- Aim of the exercise: Return each entry exactly, omitting nothing.

- Dataset records:

»»

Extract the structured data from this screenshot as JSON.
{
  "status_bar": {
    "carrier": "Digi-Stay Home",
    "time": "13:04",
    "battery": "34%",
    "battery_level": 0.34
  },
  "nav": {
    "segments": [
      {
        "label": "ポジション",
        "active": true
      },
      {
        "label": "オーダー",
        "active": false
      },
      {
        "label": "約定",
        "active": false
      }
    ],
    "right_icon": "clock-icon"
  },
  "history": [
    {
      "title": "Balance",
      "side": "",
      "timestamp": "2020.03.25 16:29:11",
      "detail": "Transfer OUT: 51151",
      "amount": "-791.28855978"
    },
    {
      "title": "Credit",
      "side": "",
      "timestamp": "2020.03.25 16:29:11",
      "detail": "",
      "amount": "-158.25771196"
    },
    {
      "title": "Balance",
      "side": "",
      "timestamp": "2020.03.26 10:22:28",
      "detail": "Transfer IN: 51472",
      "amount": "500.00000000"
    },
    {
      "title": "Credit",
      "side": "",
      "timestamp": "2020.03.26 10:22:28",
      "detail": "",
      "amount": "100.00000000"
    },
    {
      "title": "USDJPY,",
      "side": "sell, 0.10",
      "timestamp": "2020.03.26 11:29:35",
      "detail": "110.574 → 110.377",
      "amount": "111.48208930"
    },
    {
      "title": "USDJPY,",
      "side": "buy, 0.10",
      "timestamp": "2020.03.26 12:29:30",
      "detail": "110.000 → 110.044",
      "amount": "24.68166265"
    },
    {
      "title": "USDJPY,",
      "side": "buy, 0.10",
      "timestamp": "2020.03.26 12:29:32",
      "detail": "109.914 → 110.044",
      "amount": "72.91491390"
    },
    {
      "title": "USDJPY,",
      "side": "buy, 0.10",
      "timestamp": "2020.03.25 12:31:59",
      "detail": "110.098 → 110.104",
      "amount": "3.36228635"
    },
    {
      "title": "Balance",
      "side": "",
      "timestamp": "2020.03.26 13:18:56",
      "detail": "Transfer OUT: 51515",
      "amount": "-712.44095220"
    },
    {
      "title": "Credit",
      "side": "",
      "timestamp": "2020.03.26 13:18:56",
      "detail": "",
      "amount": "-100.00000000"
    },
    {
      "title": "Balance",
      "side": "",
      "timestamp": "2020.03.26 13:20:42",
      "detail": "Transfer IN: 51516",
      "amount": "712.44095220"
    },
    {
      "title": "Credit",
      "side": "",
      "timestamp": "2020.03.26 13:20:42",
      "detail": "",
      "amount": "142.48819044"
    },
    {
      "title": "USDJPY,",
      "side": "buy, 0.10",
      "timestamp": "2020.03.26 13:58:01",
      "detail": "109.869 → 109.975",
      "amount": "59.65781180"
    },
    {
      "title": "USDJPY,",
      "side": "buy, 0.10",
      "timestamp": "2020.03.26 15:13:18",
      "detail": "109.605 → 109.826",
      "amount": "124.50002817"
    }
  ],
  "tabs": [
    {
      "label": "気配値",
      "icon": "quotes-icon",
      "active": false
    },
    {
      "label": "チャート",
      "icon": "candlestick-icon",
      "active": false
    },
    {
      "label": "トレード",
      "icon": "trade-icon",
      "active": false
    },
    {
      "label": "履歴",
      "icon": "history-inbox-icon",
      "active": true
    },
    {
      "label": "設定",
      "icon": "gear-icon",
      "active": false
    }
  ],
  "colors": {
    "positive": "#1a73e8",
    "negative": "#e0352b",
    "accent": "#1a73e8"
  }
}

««

- Completed task:
Extract the structured data from this screenshot as JSON.
{
  "status_bar": {
    "carrier": "Digi-Stay Home",
    "time": "13:04",
    "battery": "34%",
    "battery_level": 0.34
  },
  "nav": {
    "segments": [
      {
        "label": "ポジション",
        "active": true
      },
      {
        "label": "オーダー",
        "active": false
      },
      {
        "label": "約定",
        "active": false
      }
    ],
    "right_icon": "clock-icon"
  },
  "history": [
    {
      "title": "Balance",
      "side": "",
      "timestamp": "2020.03.25 16:29:11",
      "detail": "Transfer OUT: 51151",
      "amount": "-791.28855978"
    },
    {
      "title": "Credit",
      "side": "",
      "timestamp": "2020.03.25 16:29:11",
      "detail": "",
      "amount": "-158.25771196"
    },
    {
      "title": "Balance",
      "side": "",
      "timestamp": "2020.03.26 10:22:28",
      "detail": "Transfer IN: 51472",
      "amount": "500.00000000"
    },
    {
      "title": "Credit",
      "side": "",
      "timestamp": "2020.03.26 10:22:28",
      "detail": "",
      "amount": "100.00000000"
    },
    {
      "title": "USDJPY,",
      "side": "sell, 0.10",
      "timestamp": "2020.03.26 11:29:35",
      "detail": "110.574 → 110.377",
      "amount": "111.48208930"
    },
    {
      "title": "USDJPY,",
      "side": "buy, 0.10",
      "timestamp": "2020.03.26 12:29:30",
      "detail": "110.000 → 110.044",
      "amount": "24.68166265"
    },
    {
      "title": "USDJPY,",
      "side": "buy, 0.10",
      "timestamp": "2020.03.26 12:29:32",
      "detail": "109.914 → 110.044",
      "amount": "72.91491390"
    },
    {
      "title": "USDJPY,",
      "side": "buy, 0.10",
      "timestamp": "2020.03.25 12:31:59",
      "detail": "110.098 → 110.104",
      "amount": "3.36228635"
    },
    {
      "title": "Balance",
      "side": "",
      "timestamp": "2020.03.26 13:18:56",
      "detail": "Transfer OUT: 51515",
      "amount": "-712.44095220"
    },
    {
      "title": "Credit",
      "side": "",
      "timestamp": "2020.03.26 13:18:56",
      "detail": "",
      "amount": "-100.00000000"
    },
    {
      "title": "Balance",
      "side": "",
      "timestamp": "2020.03.26 13:20:42",
      "detail": "Transfer IN: 51516",
      "amount": "712.44095220"
    },
    {
      "title": "Credit",
      "side": "",
      "timestamp": "2020.03.26 13:20:42",
      "detail": "",
      "amount": "142.48819044"
    },
    {
      "title": "USDJPY,",
      "side": "buy, 0.10",
      "timestamp": "2020.03.26 13:58:01",
      "detail": "109.869 → 109.975",
      "amount": "59.65781180"
    },
    {
      "title": "USDJPY,",
      "side": "buy, 0.10",
      "timestamp": "2020.03.26 15:13:18",
      "detail": "109.605 → 109.826",
      "amount": "124.50002817"
    }
  ],
  "tabs": [
    {
      "label": "気配値",
      "icon": "quotes-icon",
      "active": false
    },
    {
      "label": "チャート",
      "icon": "candlestick-icon",
      "active": false
    },
    {
      "label": "トレード",
      "icon": "trade-icon",
      "active": false
    },
    {
      "label": "履歴",
      "icon": "history-inbox-icon",
      "active": true
    },
    {
      "label": "設定",
      "icon": "gear-icon",
      "active": false
    }
  ],
  "colors": {
    "positive": "#1a73e8",
    "negative": "#e0352b",
    "accent": "#1a73e8"
  }
}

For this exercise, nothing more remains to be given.